- [How to complete this task] As the answer, give every line of the records that includes the word "OKLAB".

....................

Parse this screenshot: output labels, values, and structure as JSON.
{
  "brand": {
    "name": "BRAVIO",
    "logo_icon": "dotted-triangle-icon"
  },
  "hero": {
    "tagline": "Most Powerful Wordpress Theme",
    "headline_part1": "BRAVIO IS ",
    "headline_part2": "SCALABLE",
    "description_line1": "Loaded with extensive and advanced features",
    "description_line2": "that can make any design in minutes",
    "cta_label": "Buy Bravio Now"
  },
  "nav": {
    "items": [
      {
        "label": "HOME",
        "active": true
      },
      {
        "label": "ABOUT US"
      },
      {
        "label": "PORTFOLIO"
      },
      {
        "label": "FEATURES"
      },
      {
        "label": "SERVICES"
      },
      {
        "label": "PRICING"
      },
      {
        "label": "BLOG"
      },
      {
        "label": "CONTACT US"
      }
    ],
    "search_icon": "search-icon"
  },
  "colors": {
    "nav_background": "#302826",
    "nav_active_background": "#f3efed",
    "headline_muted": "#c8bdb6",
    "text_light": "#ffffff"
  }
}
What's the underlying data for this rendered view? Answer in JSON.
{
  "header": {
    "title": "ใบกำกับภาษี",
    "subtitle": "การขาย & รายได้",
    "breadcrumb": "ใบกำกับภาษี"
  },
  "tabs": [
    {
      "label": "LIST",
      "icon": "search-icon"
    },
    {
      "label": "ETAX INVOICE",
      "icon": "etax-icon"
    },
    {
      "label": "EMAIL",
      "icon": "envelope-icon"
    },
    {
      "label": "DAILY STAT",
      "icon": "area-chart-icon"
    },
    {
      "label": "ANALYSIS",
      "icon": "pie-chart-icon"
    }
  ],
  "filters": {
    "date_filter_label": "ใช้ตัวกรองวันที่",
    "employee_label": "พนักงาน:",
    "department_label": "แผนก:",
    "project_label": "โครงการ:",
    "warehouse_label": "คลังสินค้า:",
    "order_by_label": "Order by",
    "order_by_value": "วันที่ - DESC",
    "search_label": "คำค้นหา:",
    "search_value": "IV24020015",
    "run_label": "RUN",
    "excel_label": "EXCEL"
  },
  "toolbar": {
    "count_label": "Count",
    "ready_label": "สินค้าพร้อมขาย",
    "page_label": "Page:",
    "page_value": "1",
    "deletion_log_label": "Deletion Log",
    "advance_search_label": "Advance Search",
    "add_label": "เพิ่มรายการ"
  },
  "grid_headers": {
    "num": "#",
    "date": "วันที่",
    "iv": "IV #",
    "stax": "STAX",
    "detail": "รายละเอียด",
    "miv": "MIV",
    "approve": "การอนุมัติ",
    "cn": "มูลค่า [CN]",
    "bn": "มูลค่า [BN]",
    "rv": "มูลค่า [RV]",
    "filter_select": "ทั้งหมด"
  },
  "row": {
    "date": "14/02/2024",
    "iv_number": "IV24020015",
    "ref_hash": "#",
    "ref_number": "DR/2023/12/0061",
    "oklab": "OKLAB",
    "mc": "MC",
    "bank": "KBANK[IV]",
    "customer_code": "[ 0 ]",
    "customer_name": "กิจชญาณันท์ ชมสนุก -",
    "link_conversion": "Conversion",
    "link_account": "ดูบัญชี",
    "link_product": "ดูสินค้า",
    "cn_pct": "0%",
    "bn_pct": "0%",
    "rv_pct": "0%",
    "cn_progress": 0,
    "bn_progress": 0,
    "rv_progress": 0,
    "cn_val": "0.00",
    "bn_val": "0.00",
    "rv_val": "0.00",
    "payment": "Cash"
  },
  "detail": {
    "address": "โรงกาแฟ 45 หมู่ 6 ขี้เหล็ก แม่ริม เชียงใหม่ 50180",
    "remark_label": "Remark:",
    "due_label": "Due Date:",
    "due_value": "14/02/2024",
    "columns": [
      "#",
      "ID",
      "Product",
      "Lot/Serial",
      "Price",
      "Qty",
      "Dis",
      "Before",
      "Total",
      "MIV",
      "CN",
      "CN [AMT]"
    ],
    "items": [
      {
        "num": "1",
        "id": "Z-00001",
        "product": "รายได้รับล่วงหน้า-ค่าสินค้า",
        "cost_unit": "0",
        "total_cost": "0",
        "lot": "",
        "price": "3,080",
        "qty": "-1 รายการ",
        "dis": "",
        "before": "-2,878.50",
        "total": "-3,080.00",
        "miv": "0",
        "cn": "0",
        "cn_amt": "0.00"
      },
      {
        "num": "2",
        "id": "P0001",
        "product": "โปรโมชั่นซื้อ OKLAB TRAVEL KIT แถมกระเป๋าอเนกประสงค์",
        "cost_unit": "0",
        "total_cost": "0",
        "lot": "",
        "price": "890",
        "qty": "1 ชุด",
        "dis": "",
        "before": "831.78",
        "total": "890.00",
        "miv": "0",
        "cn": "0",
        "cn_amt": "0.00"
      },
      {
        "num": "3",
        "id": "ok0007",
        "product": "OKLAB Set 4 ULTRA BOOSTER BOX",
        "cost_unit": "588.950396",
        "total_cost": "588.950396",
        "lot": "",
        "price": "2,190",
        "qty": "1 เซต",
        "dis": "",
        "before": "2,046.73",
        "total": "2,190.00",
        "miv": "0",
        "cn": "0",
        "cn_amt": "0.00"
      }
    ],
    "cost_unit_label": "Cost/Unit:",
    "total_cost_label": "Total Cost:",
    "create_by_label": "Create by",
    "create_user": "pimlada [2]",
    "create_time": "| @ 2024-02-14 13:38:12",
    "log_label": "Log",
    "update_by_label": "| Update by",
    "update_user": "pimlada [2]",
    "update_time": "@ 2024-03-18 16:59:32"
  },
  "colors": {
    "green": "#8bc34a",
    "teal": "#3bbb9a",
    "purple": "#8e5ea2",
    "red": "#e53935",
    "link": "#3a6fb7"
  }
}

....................

- [Result below]
    "oklab": "OKLAB",
        "product": "โปรโมชั่นซื้อ OKLAB TRAVEL KIT แถมกระเป๋าอเนกประสงค์",
        "product": "OKLAB Set 4 ULTRA BOOSTER BOX",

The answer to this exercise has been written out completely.